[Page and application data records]
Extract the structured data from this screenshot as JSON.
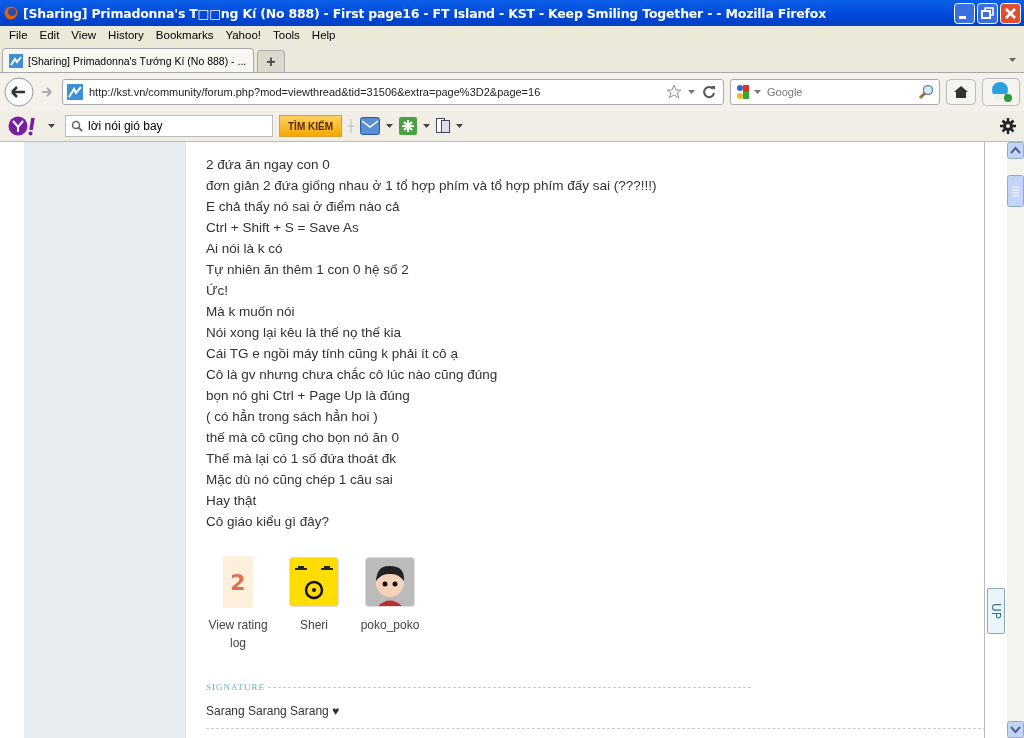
{
  "window": {
    "title": "[Sharing] Primadonna's T□□ng Kí (No 888) - First page16 - FT Island - KST - Keep Smiling Together - - Mozilla Firefox"
  },
  "menu": [
    "File",
    "Edit",
    "View",
    "History",
    "Bookmarks",
    "Yahoo!",
    "Tools",
    "Help"
  ],
  "tabs": [
    {
      "label": "[Sharing] Primadonna's Tướng Kí (No 888) - ...",
      "selected": true
    }
  ],
  "new_tab": "+",
  "nav": {
    "url": "http://kst.vn/community/forum.php?mod=viewthread&tid=31506&extra=page%3D2&page=16",
    "search_placeholder": "Google"
  },
  "yahoo_toolbar": {
    "search_value": "lời nói gió bay",
    "search_button": "TÌM KIẾM"
  },
  "post": {
    "lines": [
      "2 đứa ăn ngay con 0",
      "đơn giản 2 đứa giống nhau ở 1 tổ hợp phím và tổ hợp phím đấy sai (???!!!)",
      "E chả thấy nó sai ở điểm nào cả",
      "Ctrl + Shift + S = Save As",
      "Ai nói là k có",
      "Tự nhiên ăn thêm 1 con 0 hệ số 2",
      "Ức!",
      "Mà k muốn nói",
      "Nói xong lại kêu là thế nọ thế kia",
      "Cái TG e ngồi máy tính cũng k phải ít cô ạ",
      "Cô là gv nhưng chưa chắc cô lúc nào cũng đúng",
      "bọn nó ghi Ctrl + Page Up là đúng",
      "( có hẳn trong sách hẳn hoi )",
      "thế mà cô cũng cho bọn nó ăn 0",
      "Thế mà lại có 1 số đứa thoát đk",
      "Mặc dù nó cũng chép 1 câu sai",
      "Hay thật",
      "Cô giáo kiểu gì đây?"
    ],
    "rating": {
      "count": "2",
      "label": "View rating log"
    },
    "raters": [
      {
        "name": "Sheri",
        "kind": "face"
      },
      {
        "name": "poko_poko",
        "kind": "cartoon"
      }
    ],
    "signature_heading": "SIGNATURE",
    "signature": "Sarang Sarang Sarang ♥"
  },
  "up_button": "UP"
}
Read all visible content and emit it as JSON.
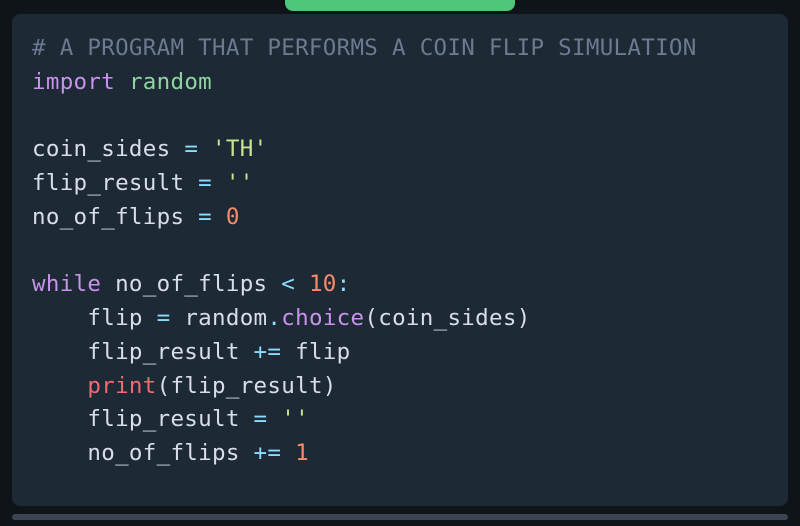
{
  "tab": {
    "visible": true
  },
  "code": {
    "lines": [
      [
        {
          "cls": "tok-comment",
          "text": "# A PROGRAM THAT PERFORMS A COIN FLIP SIMULATION"
        }
      ],
      [
        {
          "cls": "tok-keyword",
          "text": "import"
        },
        {
          "cls": "tok-ident",
          "text": " "
        },
        {
          "cls": "tok-module",
          "text": "random"
        }
      ],
      [
        {
          "cls": "tok-ident",
          "text": ""
        }
      ],
      [
        {
          "cls": "tok-ident",
          "text": "coin_sides "
        },
        {
          "cls": "tok-op",
          "text": "="
        },
        {
          "cls": "tok-ident",
          "text": " "
        },
        {
          "cls": "tok-string",
          "text": "'TH'"
        }
      ],
      [
        {
          "cls": "tok-ident",
          "text": "flip_result "
        },
        {
          "cls": "tok-op",
          "text": "="
        },
        {
          "cls": "tok-ident",
          "text": " "
        },
        {
          "cls": "tok-string",
          "text": "''"
        }
      ],
      [
        {
          "cls": "tok-ident",
          "text": "no_of_flips "
        },
        {
          "cls": "tok-op",
          "text": "="
        },
        {
          "cls": "tok-ident",
          "text": " "
        },
        {
          "cls": "tok-number",
          "text": "0"
        }
      ],
      [
        {
          "cls": "tok-ident",
          "text": ""
        }
      ],
      [
        {
          "cls": "tok-keyword",
          "text": "while"
        },
        {
          "cls": "tok-ident",
          "text": " no_of_flips "
        },
        {
          "cls": "tok-op",
          "text": "<"
        },
        {
          "cls": "tok-ident",
          "text": " "
        },
        {
          "cls": "tok-number",
          "text": "10"
        },
        {
          "cls": "tok-punct",
          "text": ":"
        }
      ],
      [
        {
          "cls": "tok-ident",
          "text": "    flip "
        },
        {
          "cls": "tok-op",
          "text": "="
        },
        {
          "cls": "tok-ident",
          "text": " random"
        },
        {
          "cls": "tok-punct",
          "text": "."
        },
        {
          "cls": "tok-method",
          "text": "choice"
        },
        {
          "cls": "tok-paren",
          "text": "("
        },
        {
          "cls": "tok-ident",
          "text": "coin_sides"
        },
        {
          "cls": "tok-paren",
          "text": ")"
        }
      ],
      [
        {
          "cls": "tok-ident",
          "text": "    flip_result "
        },
        {
          "cls": "tok-op",
          "text": "+="
        },
        {
          "cls": "tok-ident",
          "text": " flip"
        }
      ],
      [
        {
          "cls": "tok-ident",
          "text": "    "
        },
        {
          "cls": "tok-func",
          "text": "print"
        },
        {
          "cls": "tok-paren",
          "text": "("
        },
        {
          "cls": "tok-ident",
          "text": "flip_result"
        },
        {
          "cls": "tok-paren",
          "text": ")"
        }
      ],
      [
        {
          "cls": "tok-ident",
          "text": "    flip_result "
        },
        {
          "cls": "tok-op",
          "text": "="
        },
        {
          "cls": "tok-ident",
          "text": " "
        },
        {
          "cls": "tok-string",
          "text": "''"
        }
      ],
      [
        {
          "cls": "tok-ident",
          "text": "    no_of_flips "
        },
        {
          "cls": "tok-op",
          "text": "+="
        },
        {
          "cls": "tok-ident",
          "text": " "
        },
        {
          "cls": "tok-number",
          "text": "1"
        }
      ]
    ]
  }
}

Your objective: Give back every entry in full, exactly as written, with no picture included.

Task output:
Extract the structured data from this screenshot as JSON.
{
  "window": {
    "title": "[Sharing] Primadonna's T□□ng Kí (No 888) - First page16 - FT Island - KST - Keep Smiling Together - - Mozilla Firefox"
  },
  "menu": [
    "File",
    "Edit",
    "View",
    "History",
    "Bookmarks",
    "Yahoo!",
    "Tools",
    "Help"
  ],
  "tabs": [
    {
      "label": "[Sharing] Primadonna's Tướng Kí (No 888) - ...",
      "selected": true
    }
  ],
  "new_tab": "+",
  "nav": {
    "url": "http://kst.vn/community/forum.php?mod=viewthread&tid=31506&extra=page%3D2&page=16",
    "search_placeholder": "Google"
  },
  "yahoo_toolbar": {
    "search_value": "lời nói gió bay",
    "search_button": "TÌM KIẾM"
  },
  "post": {
    "lines": [
      "2 đứa ăn ngay con 0",
      "đơn giản 2 đứa giống nhau ở 1 tổ hợp phím và tổ hợp phím đấy sai (???!!!)",
      "E chả thấy nó sai ở điểm nào cả",
      "Ctrl + Shift + S = Save As",
      "Ai nói là k có",
      "Tự nhiên ăn thêm 1 con 0 hệ số 2",
      "Ức!",
      "Mà k muốn nói",
      "Nói xong lại kêu là thế nọ thế kia",
      "Cái TG e ngồi máy tính cũng k phải ít cô ạ",
      "Cô là gv nhưng chưa chắc cô lúc nào cũng đúng",
      "bọn nó ghi Ctrl + Page Up là đúng",
      "( có hẳn trong sách hẳn hoi )",
      "thế mà cô cũng cho bọn nó ăn 0",
      "Thế mà lại có 1 số đứa thoát đk",
      "Mặc dù nó cũng chép 1 câu sai",
      "Hay thật",
      "Cô giáo kiểu gì đây?"
    ],
    "rating": {
      "count": "2",
      "label": "View rating log"
    },
    "raters": [
      {
        "name": "Sheri",
        "kind": "face"
      },
      {
        "name": "poko_poko",
        "kind": "cartoon"
      }
    ],
    "signature_heading": "SIGNATURE",
    "signature": "Sarang Sarang Sarang ♥"
  },
  "up_button": "UP"
}
Read all visible content and emit it as JSON.
{
  "tab": {
    "visible": true
  },
  "code": {
    "lines": [
      [
        {
          "cls": "tok-comment",
          "text": "# A PROGRAM THAT PERFORMS A COIN FLIP SIMULATION"
        }
      ],
      [
        {
          "cls": "tok-keyword",
          "text": "import"
        },
        {
          "cls": "tok-ident",
          "text": " "
        },
        {
          "cls": "tok-module",
          "text": "random"
        }
      ],
      [
        {
          "cls": "tok-ident",
          "text": ""
        }
      ],
      [
        {
          "cls": "tok-ident",
          "text": "coin_sides "
        },
        {
          "cls": "tok-op",
          "text": "="
        },
        {
          "cls": "tok-ident",
          "text": " "
        },
        {
          "cls": "tok-string",
          "text": "'TH'"
        }
      ],
      [
        {
          "cls": "tok-ident",
          "text": "flip_result "
        },
        {
          "cls": "tok-op",
          "text": "="
        },
        {
          "cls": "tok-ident",
          "text": " "
        },
        {
          "cls": "tok-string",
          "text": "''"
        }
      ],
      [
        {
          "cls": "tok-ident",
          "text": "no_of_flips "
        },
        {
          "cls": "tok-op",
          "text": "="
        },
        {
          "cls": "tok-ident",
          "text": " "
        },
        {
          "cls": "tok-number",
          "text": "0"
        }
      ],
      [
        {
          "cls": "tok-ident",
          "text": ""
        }
      ],
      [
        {
          "cls": "tok-keyword",
          "text": "while"
        },
        {
          "cls": "tok-ident",
          "text": " no_of_flips "
        },
        {
          "cls": "tok-op",
          "text": "<"
        },
        {
          "cls": "tok-ident",
          "text": " "
        },
        {
          "cls": "tok-number",
          "text": "10"
        },
        {
          "cls": "tok-punct",
          "text": ":"
        }
      ],
      [
        {
          "cls": "tok-ident",
          "text": "    flip "
        },
        {
          "cls": "tok-op",
          "text": "="
        },
        {
          "cls": "tok-ident",
          "text": " random"
        },
        {
          "cls": "tok-punct",
          "text": "."
        },
        {
          "cls": "tok-method",
          "text": "choice"
        },
        {
          "cls": "tok-paren",
          "text": "("
        },
        {
          "cls": "tok-ident",
          "text": "coin_sides"
        },
        {
          "cls": "tok-paren",
          "text": ")"
        }
      ],
      [
        {
          "cls": "tok-ident",
          "text": "    flip_result "
        },
        {
          "cls": "tok-op",
          "text": "+="
        },
        {
          "cls": "tok-ident",
          "text": " flip"
        }
      ],
      [
        {
          "cls": "tok-ident",
          "text": "    "
        },
        {
          "cls": "tok-func",
          "text": "print"
        },
        {
          "cls": "tok-paren",
          "text": "("
        },
        {
          "cls": "tok-ident",
          "text": "flip_result"
        },
        {
          "cls": "tok-paren",
          "text": ")"
        }
      ],
      [
        {
          "cls": "tok-ident",
          "text": "    flip_result "
        },
        {
          "cls": "tok-op",
          "text": "="
        },
        {
          "cls": "tok-ident",
          "text": " "
        },
        {
          "cls": "tok-string",
          "text": "''"
        }
      ],
      [
        {
          "cls": "tok-ident",
          "text": "    no_of_flips "
        },
        {
          "cls": "tok-op",
          "text": "+="
        },
        {
          "cls": "tok-ident",
          "text": " "
        },
        {
          "cls": "tok-number",
          "text": "1"
        }
      ]
    ]
  }
}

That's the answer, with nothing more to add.